Page and application data records:
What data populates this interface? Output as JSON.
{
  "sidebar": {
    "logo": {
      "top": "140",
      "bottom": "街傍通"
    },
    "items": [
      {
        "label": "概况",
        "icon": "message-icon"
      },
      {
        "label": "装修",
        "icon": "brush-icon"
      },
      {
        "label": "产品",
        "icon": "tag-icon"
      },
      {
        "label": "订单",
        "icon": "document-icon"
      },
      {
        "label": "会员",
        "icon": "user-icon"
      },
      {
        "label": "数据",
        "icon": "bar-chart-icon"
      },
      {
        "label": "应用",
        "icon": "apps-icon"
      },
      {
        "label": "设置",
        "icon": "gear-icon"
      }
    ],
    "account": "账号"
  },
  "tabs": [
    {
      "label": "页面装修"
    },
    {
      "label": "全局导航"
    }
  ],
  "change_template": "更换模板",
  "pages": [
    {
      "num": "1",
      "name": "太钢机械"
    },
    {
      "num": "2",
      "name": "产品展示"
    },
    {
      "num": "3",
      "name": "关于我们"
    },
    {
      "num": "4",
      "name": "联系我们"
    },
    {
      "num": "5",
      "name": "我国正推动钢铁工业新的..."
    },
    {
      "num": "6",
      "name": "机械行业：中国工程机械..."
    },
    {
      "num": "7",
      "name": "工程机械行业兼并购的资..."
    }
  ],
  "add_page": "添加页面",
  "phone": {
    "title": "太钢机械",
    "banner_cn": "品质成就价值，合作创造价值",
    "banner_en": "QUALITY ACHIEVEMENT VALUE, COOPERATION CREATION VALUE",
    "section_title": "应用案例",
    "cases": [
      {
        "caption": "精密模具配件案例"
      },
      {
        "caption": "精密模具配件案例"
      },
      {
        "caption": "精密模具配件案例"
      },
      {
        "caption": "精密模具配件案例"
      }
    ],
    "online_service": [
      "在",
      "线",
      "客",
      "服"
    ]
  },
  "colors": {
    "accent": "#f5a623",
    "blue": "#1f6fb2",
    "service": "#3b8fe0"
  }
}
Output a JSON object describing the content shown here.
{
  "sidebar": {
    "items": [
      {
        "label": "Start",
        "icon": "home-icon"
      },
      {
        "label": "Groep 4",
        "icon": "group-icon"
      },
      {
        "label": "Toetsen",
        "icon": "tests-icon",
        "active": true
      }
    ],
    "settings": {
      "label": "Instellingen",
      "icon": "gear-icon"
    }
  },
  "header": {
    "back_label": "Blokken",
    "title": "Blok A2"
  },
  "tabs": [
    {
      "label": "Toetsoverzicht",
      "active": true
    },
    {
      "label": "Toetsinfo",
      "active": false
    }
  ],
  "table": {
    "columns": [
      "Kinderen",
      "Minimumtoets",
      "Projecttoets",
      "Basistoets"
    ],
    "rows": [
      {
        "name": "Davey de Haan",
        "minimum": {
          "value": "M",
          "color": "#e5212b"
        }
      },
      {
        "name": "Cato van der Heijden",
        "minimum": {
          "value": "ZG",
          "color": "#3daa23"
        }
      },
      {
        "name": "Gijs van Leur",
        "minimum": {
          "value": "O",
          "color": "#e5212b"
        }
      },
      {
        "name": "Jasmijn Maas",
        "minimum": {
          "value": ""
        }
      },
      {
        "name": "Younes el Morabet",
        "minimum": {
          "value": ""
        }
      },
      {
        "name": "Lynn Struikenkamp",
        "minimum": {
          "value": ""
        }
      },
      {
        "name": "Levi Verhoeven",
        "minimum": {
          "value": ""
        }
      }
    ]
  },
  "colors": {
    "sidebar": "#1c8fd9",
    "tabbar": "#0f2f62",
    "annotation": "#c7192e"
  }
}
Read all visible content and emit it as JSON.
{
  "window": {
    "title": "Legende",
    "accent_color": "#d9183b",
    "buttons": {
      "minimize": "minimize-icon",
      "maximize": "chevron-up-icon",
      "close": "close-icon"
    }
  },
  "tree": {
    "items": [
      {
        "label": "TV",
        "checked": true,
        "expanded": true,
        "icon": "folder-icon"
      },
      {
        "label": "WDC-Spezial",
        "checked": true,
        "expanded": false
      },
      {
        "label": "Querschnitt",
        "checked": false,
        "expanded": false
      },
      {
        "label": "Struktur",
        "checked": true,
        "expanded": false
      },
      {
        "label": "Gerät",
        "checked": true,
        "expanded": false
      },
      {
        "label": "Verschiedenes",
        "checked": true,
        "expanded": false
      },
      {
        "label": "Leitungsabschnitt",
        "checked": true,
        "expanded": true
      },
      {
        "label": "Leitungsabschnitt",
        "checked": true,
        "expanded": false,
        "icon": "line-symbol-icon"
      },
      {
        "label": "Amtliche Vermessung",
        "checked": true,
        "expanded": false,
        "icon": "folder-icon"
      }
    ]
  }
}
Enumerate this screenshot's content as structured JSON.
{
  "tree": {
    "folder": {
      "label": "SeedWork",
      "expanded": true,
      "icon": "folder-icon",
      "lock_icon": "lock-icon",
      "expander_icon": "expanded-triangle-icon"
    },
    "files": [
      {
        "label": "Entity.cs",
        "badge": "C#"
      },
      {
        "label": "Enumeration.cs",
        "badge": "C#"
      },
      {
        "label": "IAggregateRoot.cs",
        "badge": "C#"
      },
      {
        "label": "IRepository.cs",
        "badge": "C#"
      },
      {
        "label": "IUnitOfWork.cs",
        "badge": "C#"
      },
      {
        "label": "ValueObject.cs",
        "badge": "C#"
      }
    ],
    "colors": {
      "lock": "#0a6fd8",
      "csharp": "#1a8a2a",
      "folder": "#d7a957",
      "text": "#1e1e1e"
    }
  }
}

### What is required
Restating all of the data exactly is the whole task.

### Your solution
What data populates this interface? Output as JSON.
{
  "sidebar": {
    "logo": {
      "top": "140",
      "bottom": "街傍通"
    },
    "items": [
      {
        "label": "概况",
        "icon": "message-icon"
      },
      {
        "label": "装修",
        "icon": "brush-icon"
      },
      {
        "label": "产品",
        "icon": "tag-icon"
      },
      {
        "label": "订单",
        "icon": "document-icon"
      },
      {
        "label": "会员",
        "icon": "user-icon"
      },
      {
        "label": "数据",
        "icon": "bar-chart-icon"
      },
      {
        "label": "应用",
        "icon": "apps-icon"
      },
      {
        "label": "设置",
        "icon": "gear-icon"
      }
    ],
    "account": "账号"
  },
  "tabs": [
    {
      "label": "页面装修"
    },
    {
      "label": "全局导航"
    }
  ],
  "change_template": "更换模板",
  "pages": [
    {
      "num": "1",
      "name": "太钢机械"
    },
    {
      "num": "2",
      "name": "产品展示"
    },
    {
      "num": "3",
      "name": "关于我们"
    },
    {
      "num": "4",
      "name": "联系我们"
    },
    {
      "num": "5",
      "name": "我国正推动钢铁工业新的..."
    },
    {
      "num": "6",
      "name": "机械行业：中国工程机械..."
    },
    {
      "num": "7",
      "name": "工程机械行业兼并购的资..."
    }
  ],
  "add_page": "添加页面",
  "phone": {
    "title": "太钢机械",
    "banner_cn": "品质成就价值，合作创造价值",
    "banner_en": "QUALITY ACHIEVEMENT VALUE, COOPERATION CREATION VALUE",
    "section_title": "应用案例",
    "cases": [
      {
        "caption": "精密模具配件案例"
      },
      {
        "caption": "精密模具配件案例"
      },
      {
        "caption": "精密模具配件案例"
      },
      {
        "caption": "精密模具配件案例"
      }
    ],
    "online_service": [
      "在",
      "线",
      "客",
      "服"
    ]
  },
  "colors": {
    "accent": "#f5a623",
    "blue": "#1f6fb2",
    "service": "#3b8fe0"
  }
}
Output a JSON object describing the content shown here.
{
  "sidebar": {
    "items": [
      {
        "label": "Start",
        "icon": "home-icon"
      },
      {
        "label": "Groep 4",
        "icon": "group-icon"
      },
      {
        "label": "Toetsen",
        "icon": "tests-icon",
        "active": true
      }
    ],
    "settings": {
      "label": "Instellingen",
      "icon": "gear-icon"
    }
  },
  "header": {
    "back_label": "Blokken",
    "title": "Blok A2"
  },
  "tabs": [
    {
      "label": "Toetsoverzicht",
      "active": true
    },
    {
      "label": "Toetsinfo",
      "active": false
    }
  ],
  "table": {
    "columns": [
      "Kinderen",
      "Minimumtoets",
      "Projecttoets",
      "Basistoets"
    ],
    "rows": [
      {
        "name": "Davey de Haan",
        "minimum": {
          "value": "M",
          "color": "#e5212b"
        }
      },
      {
        "name": "Cato van der Heijden",
        "minimum": {
          "value": "ZG",
          "color": "#3daa23"
        }
      },
      {
        "name": "Gijs van Leur",
        "minimum": {
          "value": "O",
          "color": "#e5212b"
        }
      },
      {
        "name": "Jasmijn Maas",
        "minimum": {
          "value": ""
        }
      },
      {
        "name": "Younes el Morabet",
        "minimum": {
          "value": ""
        }
      },
      {
        "name": "Lynn Struikenkamp",
        "minimum": {
          "value": ""
        }
      },
      {
        "name": "Levi Verhoeven",
        "minimum": {
          "value": ""
        }
      }
    ]
  },
  "colors": {
    "sidebar": "#1c8fd9",
    "tabbar": "#0f2f62",
    "annotation": "#c7192e"
  }
}
Read all visible content and emit it as JSON.
{
  "window": {
    "title": "Legende",
    "accent_color": "#d9183b",
    "buttons": {
      "minimize": "minimize-icon",
      "maximize": "chevron-up-icon",
      "close": "close-icon"
    }
  },
  "tree": {
    "items": [
      {
        "label": "TV",
        "checked": true,
        "expanded": true,
        "icon": "folder-icon"
      },
      {
        "label": "WDC-Spezial",
        "checked": true,
        "expanded": false
      },
      {
        "label": "Querschnitt",
        "checked": false,
        "expanded": false
      },
      {
        "label": "Struktur",
        "checked": true,
        "expanded": false
      },
      {
        "label": "Gerät",
        "checked": true,
        "expanded": false
      },
      {
        "label": "Verschiedenes",
        "checked": true,
        "expanded": false
      },
      {
        "label": "Leitungsabschnitt",
        "checked": true,
        "expanded": true
      },
      {
        "label": "Leitungsabschnitt",
        "checked": true,
        "expanded": false,
        "icon": "line-symbol-icon"
      },
      {
        "label": "Amtliche Vermessung",
        "checked": true,
        "expanded": false,
        "icon": "folder-icon"
      }
    ]
  }
}
Enumerate this screenshot's content as structured JSON.
{
  "tree": {
    "folder": {
      "label": "SeedWork",
      "expanded": true,
      "icon": "folder-icon",
      "lock_icon": "lock-icon",
      "expander_icon": "expanded-triangle-icon"
    },
    "files": [
      {
        "label": "Entity.cs",
        "badge": "C#"
      },
      {
        "label": "Enumeration.cs",
        "badge": "C#"
      },
      {
        "label": "IAggregateRoot.cs",
        "badge": "C#"
      },
      {
        "label": "IRepository.cs",
        "badge": "C#"
      },
      {
        "label": "IUnitOfWork.cs",
        "badge": "C#"
      },
      {
        "label": "ValueObject.cs",
        "badge": "C#"
      }
    ],
    "colors": {
      "lock": "#0a6fd8",
      "csharp": "#1a8a2a",
      "folder": "#d7a957",
      "text": "#1e1e1e"
    }
  }
}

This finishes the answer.